*Exercise details*.
Report every line in the records below that holds the word "JSON".

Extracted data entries

■ ■ ■ ■

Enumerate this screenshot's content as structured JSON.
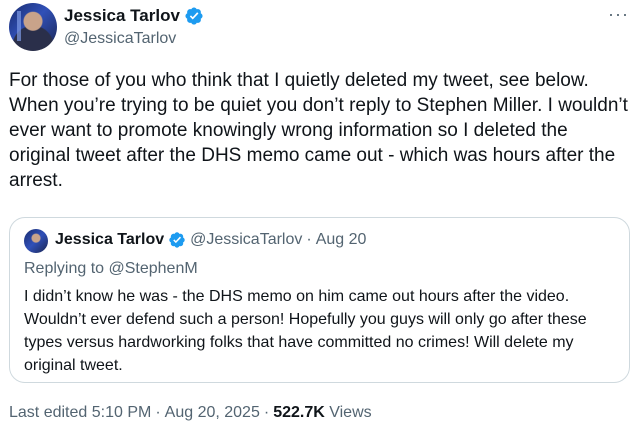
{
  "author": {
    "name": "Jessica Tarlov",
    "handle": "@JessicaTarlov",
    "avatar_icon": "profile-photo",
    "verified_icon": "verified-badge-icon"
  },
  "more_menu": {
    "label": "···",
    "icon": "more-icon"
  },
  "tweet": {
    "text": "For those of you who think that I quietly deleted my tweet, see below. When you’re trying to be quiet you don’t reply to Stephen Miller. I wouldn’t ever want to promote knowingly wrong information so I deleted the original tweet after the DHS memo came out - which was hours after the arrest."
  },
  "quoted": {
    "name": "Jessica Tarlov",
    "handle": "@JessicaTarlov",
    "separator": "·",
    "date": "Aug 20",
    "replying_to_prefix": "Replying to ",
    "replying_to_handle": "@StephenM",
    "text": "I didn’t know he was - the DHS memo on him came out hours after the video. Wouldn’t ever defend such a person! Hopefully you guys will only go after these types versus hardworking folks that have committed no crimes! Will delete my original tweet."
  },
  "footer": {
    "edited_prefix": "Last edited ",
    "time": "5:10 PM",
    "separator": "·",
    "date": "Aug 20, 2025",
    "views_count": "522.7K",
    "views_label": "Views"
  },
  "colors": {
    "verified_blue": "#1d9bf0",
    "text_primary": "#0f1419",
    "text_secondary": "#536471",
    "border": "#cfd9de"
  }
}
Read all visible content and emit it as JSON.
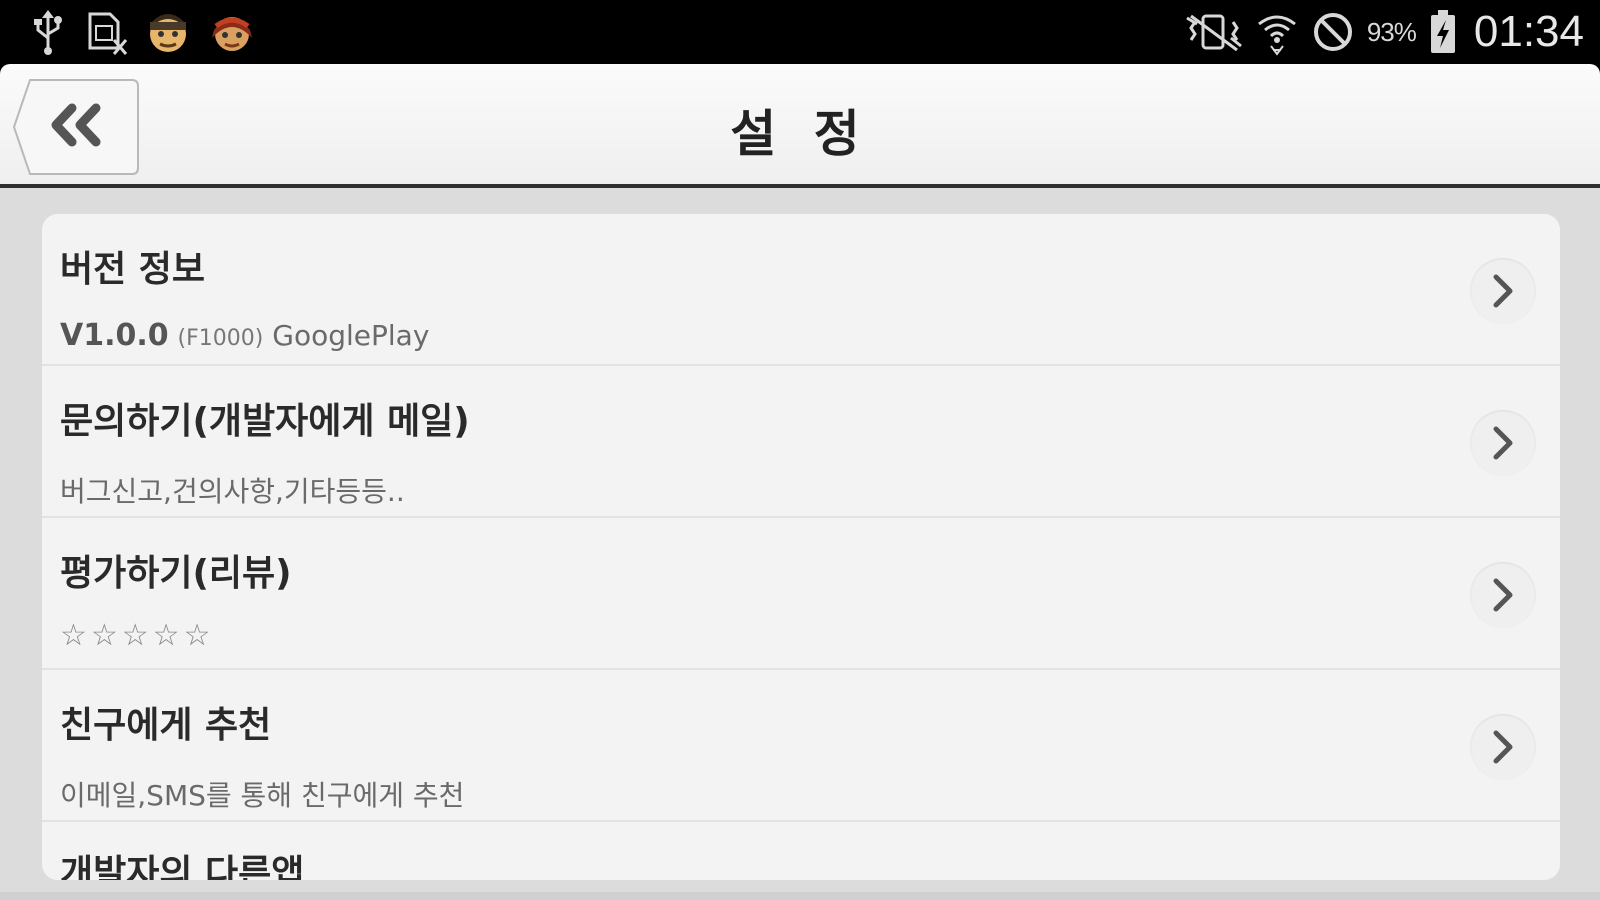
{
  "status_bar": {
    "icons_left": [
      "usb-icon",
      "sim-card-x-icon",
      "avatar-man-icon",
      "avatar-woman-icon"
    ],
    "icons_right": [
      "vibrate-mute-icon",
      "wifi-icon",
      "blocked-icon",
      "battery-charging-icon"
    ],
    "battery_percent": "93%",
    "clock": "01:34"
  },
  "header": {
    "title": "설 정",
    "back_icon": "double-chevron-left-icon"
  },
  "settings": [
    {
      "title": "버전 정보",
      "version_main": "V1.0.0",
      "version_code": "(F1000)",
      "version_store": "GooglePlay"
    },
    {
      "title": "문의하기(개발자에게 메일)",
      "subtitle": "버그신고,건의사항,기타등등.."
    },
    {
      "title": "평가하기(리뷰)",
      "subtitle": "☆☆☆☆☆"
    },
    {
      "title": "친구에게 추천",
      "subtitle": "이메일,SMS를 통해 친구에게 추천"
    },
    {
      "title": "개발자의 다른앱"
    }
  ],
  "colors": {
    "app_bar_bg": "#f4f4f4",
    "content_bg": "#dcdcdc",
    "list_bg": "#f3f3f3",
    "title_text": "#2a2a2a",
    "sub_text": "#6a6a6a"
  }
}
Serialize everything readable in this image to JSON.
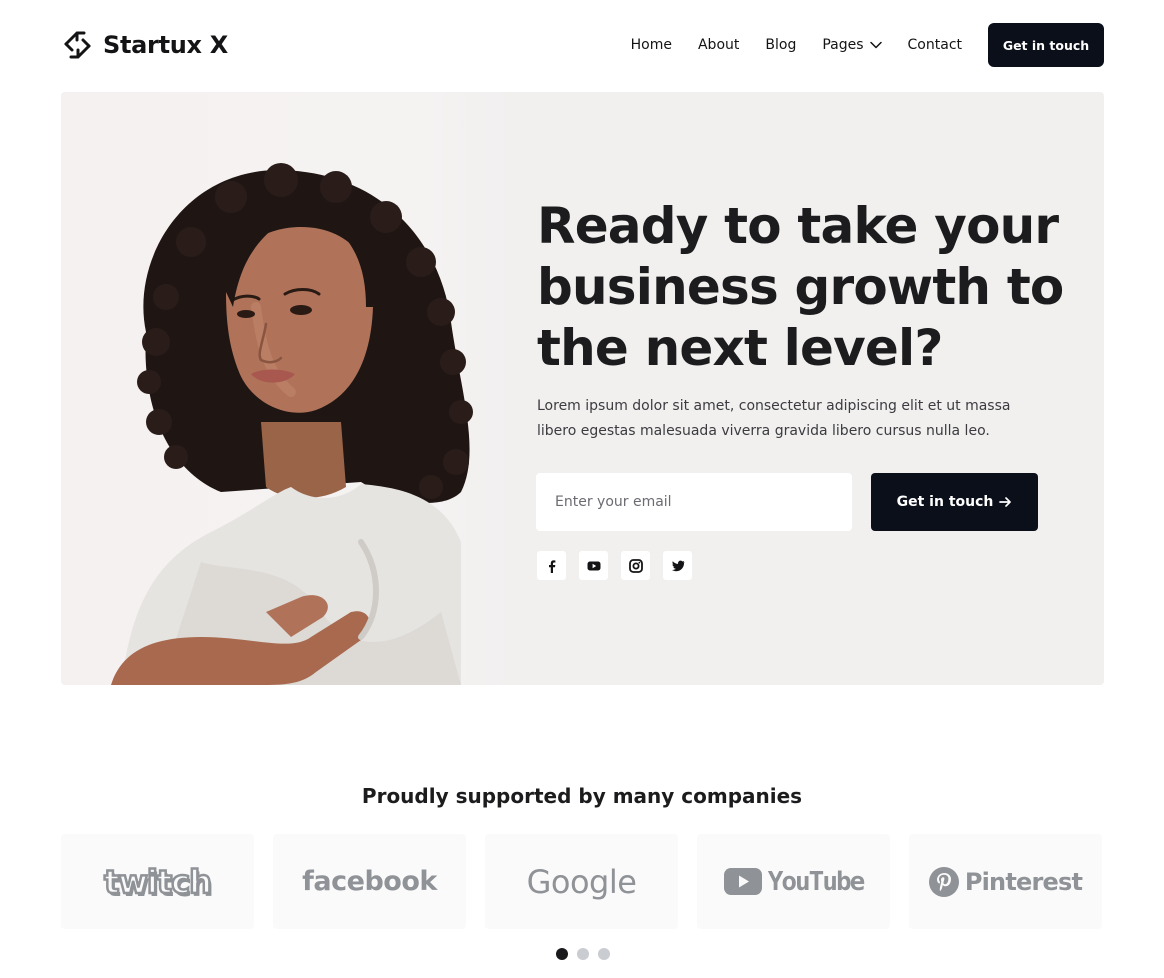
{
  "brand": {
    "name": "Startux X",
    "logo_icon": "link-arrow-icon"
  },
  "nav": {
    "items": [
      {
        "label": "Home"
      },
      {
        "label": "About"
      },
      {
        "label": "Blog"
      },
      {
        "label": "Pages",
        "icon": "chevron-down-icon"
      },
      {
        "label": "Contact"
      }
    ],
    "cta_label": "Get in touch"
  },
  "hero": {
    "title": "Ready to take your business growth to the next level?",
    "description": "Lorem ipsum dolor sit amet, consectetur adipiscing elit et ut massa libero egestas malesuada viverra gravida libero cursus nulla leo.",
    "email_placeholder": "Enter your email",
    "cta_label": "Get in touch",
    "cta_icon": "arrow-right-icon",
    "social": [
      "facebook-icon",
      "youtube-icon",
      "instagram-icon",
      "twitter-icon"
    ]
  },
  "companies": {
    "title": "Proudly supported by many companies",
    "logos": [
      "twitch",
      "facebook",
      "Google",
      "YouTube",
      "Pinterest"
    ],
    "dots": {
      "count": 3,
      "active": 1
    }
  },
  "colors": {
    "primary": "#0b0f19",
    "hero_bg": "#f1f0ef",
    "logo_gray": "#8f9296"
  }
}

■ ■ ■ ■

*Task answer*.
Enumerate this screenshot's content as structured JSON.
Read all visible content and emit it as JSON.
Serialize everything readable in this image to JSON.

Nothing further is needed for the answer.